## Assignment
Leave out the pictures and copy the remaining records exactly.

## Records for the task
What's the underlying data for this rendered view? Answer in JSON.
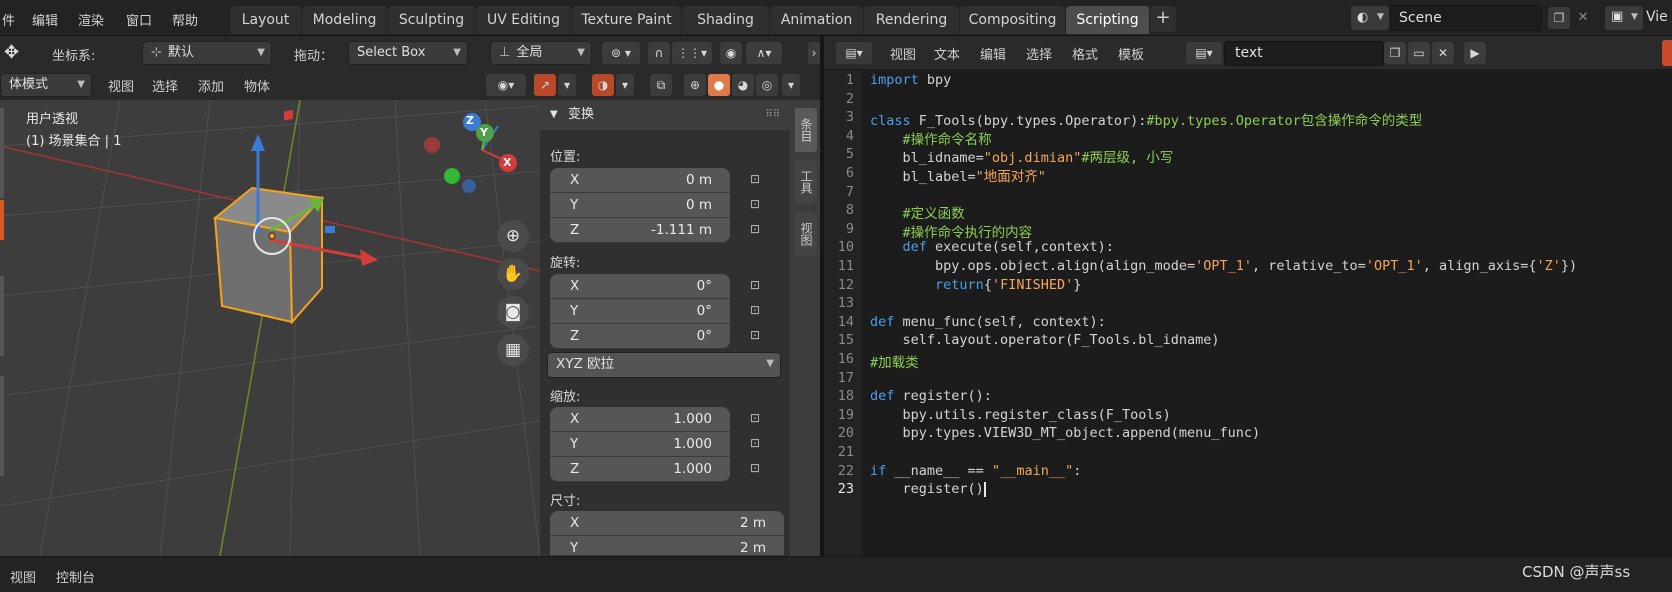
{
  "menubar": {
    "items": [
      "件",
      "编辑",
      "渲染",
      "窗口",
      "帮助"
    ]
  },
  "workspaces": [
    "Layout",
    "Modeling",
    "Sculpting",
    "UV Editing",
    "Texture Paint",
    "Shading",
    "Animation",
    "Rendering",
    "Compositing",
    "Scripting"
  ],
  "active_workspace": "Scripting",
  "scene": {
    "name": "Scene",
    "view_layer": "Vie"
  },
  "viewport_toolbar": {
    "orientation_label": "坐标系:",
    "orientation_value": "默认",
    "drag_label": "拖动：",
    "drag_value": "Select Box",
    "transform_value": "全局"
  },
  "viewport_header": {
    "mode": "体模式",
    "menus": [
      "视图",
      "选择",
      "添加",
      "物体"
    ]
  },
  "viewport_overlay": {
    "view_name": "用户透视",
    "collection": "(1) 场景集合 | 1"
  },
  "gizmo": {
    "x": "X",
    "y": "Y",
    "z": "Z"
  },
  "transform_panel": {
    "title": "变换",
    "location_label": "位置:",
    "location": [
      {
        "axis": "X",
        "value": "0 m"
      },
      {
        "axis": "Y",
        "value": "0 m"
      },
      {
        "axis": "Z",
        "value": "-1.111 m"
      }
    ],
    "rotation_label": "旋转:",
    "rotation": [
      {
        "axis": "X",
        "value": "0°"
      },
      {
        "axis": "Y",
        "value": "0°"
      },
      {
        "axis": "Z",
        "value": "0°"
      }
    ],
    "rotation_mode": "XYZ 欧拉",
    "scale_label": "缩放:",
    "scale": [
      {
        "axis": "X",
        "value": "1.000"
      },
      {
        "axis": "Y",
        "value": "1.000"
      },
      {
        "axis": "Z",
        "value": "1.000"
      }
    ],
    "dimensions_label": "尺寸:",
    "dimensions": [
      {
        "axis": "X",
        "value": "2 m"
      },
      {
        "axis": "Y",
        "value": "2 m"
      }
    ]
  },
  "side_tabs": [
    "条目",
    "工具",
    "视图"
  ],
  "text_editor": {
    "menus": [
      "视图",
      "文本",
      "编辑",
      "选择",
      "格式",
      "模板"
    ],
    "text_name": "text",
    "current_line": 23
  },
  "code_lines": [
    "import bpy",
    "",
    "class F_Tools(bpy.types.Operator):#bpy.types.Operator包含操作命令的类型",
    "    #操作命令名称",
    "    bl_idname=\"obj.dimian\"#两层级, 小写",
    "    bl_label=\"地面对齐\"",
    "",
    "    #定义函数",
    "    #操作命令执行的内容",
    "    def execute(self,context):",
    "        bpy.ops.object.align(align_mode='OPT_1', relative_to='OPT_1', align_axis={'Z'})",
    "        return{'FINISHED'}",
    "",
    "def menu_func(self, context):",
    "    self.layout.operator(F_Tools.bl_idname)",
    "#加载类",
    "",
    "def register():",
    "    bpy.utils.register_class(F_Tools)",
    "    bpy.types.VIEW3D_MT_object.append(menu_func)",
    "",
    "if __name__ == \"__main__\":",
    "    register()"
  ],
  "statusbar": {
    "items": [
      "视图",
      "控制台"
    ]
  },
  "watermark": "CSDN @声声ss",
  "colors": {
    "accent": "#4772b3",
    "keyword": "#4d9ded",
    "comment": "#8ccf54",
    "string": "#f5a65b",
    "selected_orange": "#f6a31a"
  }
}
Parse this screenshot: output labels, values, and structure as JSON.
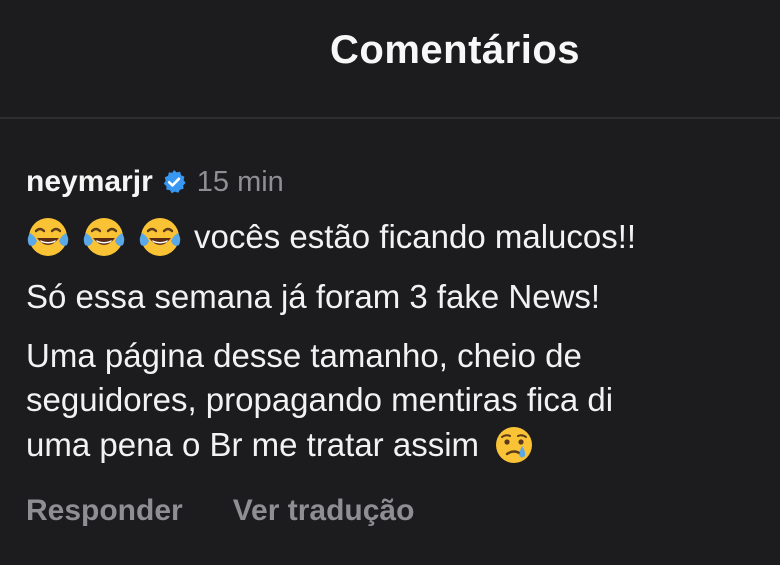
{
  "header": {
    "title": "Comentários"
  },
  "comment": {
    "username": "neymarjr",
    "verified_icon": "verified-badge-icon",
    "time": "15 min",
    "line1_emojis": [
      "face-with-tears-of-joy-icon",
      "face-with-tears-of-joy-icon",
      "face-with-tears-of-joy-icon"
    ],
    "line1_text": "vocês estão ficando malucos!!",
    "line2_text": "Só essa semana já foram 3 fake News!",
    "line3_text": "Uma página desse tamanho, cheio de",
    "line4_text": "seguidores, propagando mentiras fica di",
    "line5_text": "uma pena o Br me tratar assim",
    "line5_emoji": "crying-face-icon"
  },
  "actions": {
    "reply": "Responder",
    "translate": "Ver tradução"
  },
  "colors": {
    "background": "#1c1c1e",
    "text": "#f5f5f5",
    "muted": "#8e8e93",
    "verified": "#3897f0"
  }
}
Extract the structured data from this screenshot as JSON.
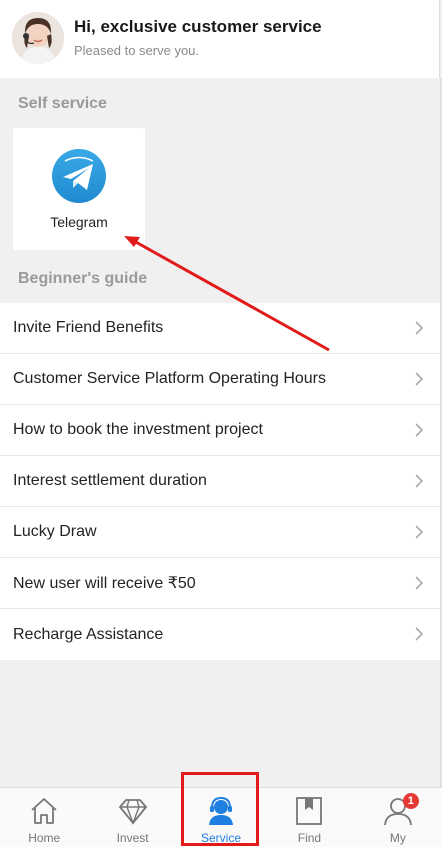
{
  "header": {
    "title": "Hi, exclusive customer service",
    "subtitle": "Pleased to serve you."
  },
  "self_service": {
    "title": "Self service",
    "tiles": [
      {
        "label": "Telegram",
        "icon": "telegram-icon"
      }
    ]
  },
  "guide": {
    "title": "Beginner's guide",
    "items": [
      {
        "label": "Invite Friend Benefits"
      },
      {
        "label": "Customer Service Platform Operating Hours"
      },
      {
        "label": "How to book the investment project"
      },
      {
        "label": "Interest settlement duration"
      },
      {
        "label": "Lucky Draw"
      },
      {
        "label": "New user will receive ₹50"
      },
      {
        "label": "Recharge Assistance"
      }
    ]
  },
  "tabbar": {
    "tabs": [
      {
        "label": "Home",
        "icon": "home-icon"
      },
      {
        "label": "Invest",
        "icon": "diamond-icon"
      },
      {
        "label": "Service",
        "icon": "customer-service-icon",
        "active": true
      },
      {
        "label": "Find",
        "icon": "bookmark-icon"
      },
      {
        "label": "My",
        "icon": "user-icon",
        "badge": "1"
      }
    ]
  },
  "colors": {
    "accent": "#1e7fe0",
    "annotation": "#e21a1a",
    "badge": "#e53935"
  }
}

## Written reply
What's the underlying data for this rendered view? Answer in JSON.
{
  "menubar": {
    "items": [
      "件",
      "编辑",
      "渲染",
      "窗口",
      "帮助"
    ]
  },
  "workspaces": [
    "Layout",
    "Modeling",
    "Sculpting",
    "UV Editing",
    "Texture Paint",
    "Shading",
    "Animation",
    "Rendering",
    "Compositing",
    "Scripting"
  ],
  "active_workspace": "Scripting",
  "scene": {
    "name": "Scene",
    "view_layer": "Vie"
  },
  "viewport_toolbar": {
    "orientation_label": "坐标系:",
    "orientation_value": "默认",
    "drag_label": "拖动：",
    "drag_value": "Select Box",
    "transform_value": "全局"
  },
  "viewport_header": {
    "mode": "体模式",
    "menus": [
      "视图",
      "选择",
      "添加",
      "物体"
    ]
  },
  "viewport_overlay": {
    "view_name": "用户透视",
    "collection": "(1) 场景集合 | 1"
  },
  "gizmo": {
    "x": "X",
    "y": "Y",
    "z": "Z"
  },
  "transform_panel": {
    "title": "变换",
    "location_label": "位置:",
    "location": [
      {
        "axis": "X",
        "value": "0 m"
      },
      {
        "axis": "Y",
        "value": "0 m"
      },
      {
        "axis": "Z",
        "value": "-1.111 m"
      }
    ],
    "rotation_label": "旋转:",
    "rotation": [
      {
        "axis": "X",
        "value": "0°"
      },
      {
        "axis": "Y",
        "value": "0°"
      },
      {
        "axis": "Z",
        "value": "0°"
      }
    ],
    "rotation_mode": "XYZ 欧拉",
    "scale_label": "缩放:",
    "scale": [
      {
        "axis": "X",
        "value": "1.000"
      },
      {
        "axis": "Y",
        "value": "1.000"
      },
      {
        "axis": "Z",
        "value": "1.000"
      }
    ],
    "dimensions_label": "尺寸:",
    "dimensions": [
      {
        "axis": "X",
        "value": "2 m"
      },
      {
        "axis": "Y",
        "value": "2 m"
      }
    ]
  },
  "side_tabs": [
    "条目",
    "工具",
    "视图"
  ],
  "text_editor": {
    "menus": [
      "视图",
      "文本",
      "编辑",
      "选择",
      "格式",
      "模板"
    ],
    "text_name": "text",
    "current_line": 23
  },
  "code_lines": [
    "import bpy",
    "",
    "class F_Tools(bpy.types.Operator):#bpy.types.Operator包含操作命令的类型",
    "    #操作命令名称",
    "    bl_idname=\"obj.dimian\"#两层级, 小写",
    "    bl_label=\"地面对齐\"",
    "",
    "    #定义函数",
    "    #操作命令执行的内容",
    "    def execute(self,context):",
    "        bpy.ops.object.align(align_mode='OPT_1', relative_to='OPT_1', align_axis={'Z'})",
    "        return{'FINISHED'}",
    "",
    "def menu_func(self, context):",
    "    self.layout.operator(F_Tools.bl_idname)",
    "#加载类",
    "",
    "def register():",
    "    bpy.utils.register_class(F_Tools)",
    "    bpy.types.VIEW3D_MT_object.append(menu_func)",
    "",
    "if __name__ == \"__main__\":",
    "    register()"
  ],
  "statusbar": {
    "items": [
      "视图",
      "控制台"
    ]
  },
  "watermark": "CSDN @声声ss",
  "colors": {
    "accent": "#4772b3",
    "keyword": "#4d9ded",
    "comment": "#8ccf54",
    "string": "#f5a65b",
    "selected_orange": "#f6a31a"
  }
}
Parse this screenshot: output labels, values, and structure as JSON.
{
  "header": {
    "title": "Comentários"
  },
  "comment": {
    "username": "neymarjr",
    "verified_icon": "verified-badge-icon",
    "time": "15 min",
    "line1_emojis": [
      "face-with-tears-of-joy-icon",
      "face-with-tears-of-joy-icon",
      "face-with-tears-of-joy-icon"
    ],
    "line1_text": "vocês estão ficando malucos!!",
    "line2_text": "Só essa semana já foram 3 fake News!",
    "line3_text": "Uma página desse tamanho, cheio de",
    "line4_text": "seguidores, propagando mentiras fica di",
    "line5_text": "uma pena o Br me tratar assim",
    "line5_emoji": "crying-face-icon"
  },
  "actions": {
    "reply": "Responder",
    "translate": "Ver tradução"
  },
  "colors": {
    "background": "#1c1c1e",
    "text": "#f5f5f5",
    "muted": "#8e8e93",
    "verified": "#3897f0"
  }
}
Extract the structured data from this screenshot as JSON.
{
  "header": {
    "title": "Hi, exclusive customer service",
    "subtitle": "Pleased to serve you."
  },
  "self_service": {
    "title": "Self service",
    "tiles": [
      {
        "label": "Telegram",
        "icon": "telegram-icon"
      }
    ]
  },
  "guide": {
    "title": "Beginner's guide",
    "items": [
      {
        "label": "Invite Friend Benefits"
      },
      {
        "label": "Customer Service Platform Operating Hours"
      },
      {
        "label": "How to book the investment project"
      },
      {
        "label": "Interest settlement duration"
      },
      {
        "label": "Lucky Draw"
      },
      {
        "label": "New user will receive ₹50"
      },
      {
        "label": "Recharge Assistance"
      }
    ]
  },
  "tabbar": {
    "tabs": [
      {
        "label": "Home",
        "icon": "home-icon"
      },
      {
        "label": "Invest",
        "icon": "diamond-icon"
      },
      {
        "label": "Service",
        "icon": "customer-service-icon",
        "active": true
      },
      {
        "label": "Find",
        "icon": "bookmark-icon"
      },
      {
        "label": "My",
        "icon": "user-icon",
        "badge": "1"
      }
    ]
  },
  "colors": {
    "accent": "#1e7fe0",
    "annotation": "#e21a1a",
    "badge": "#e53935"
  }
}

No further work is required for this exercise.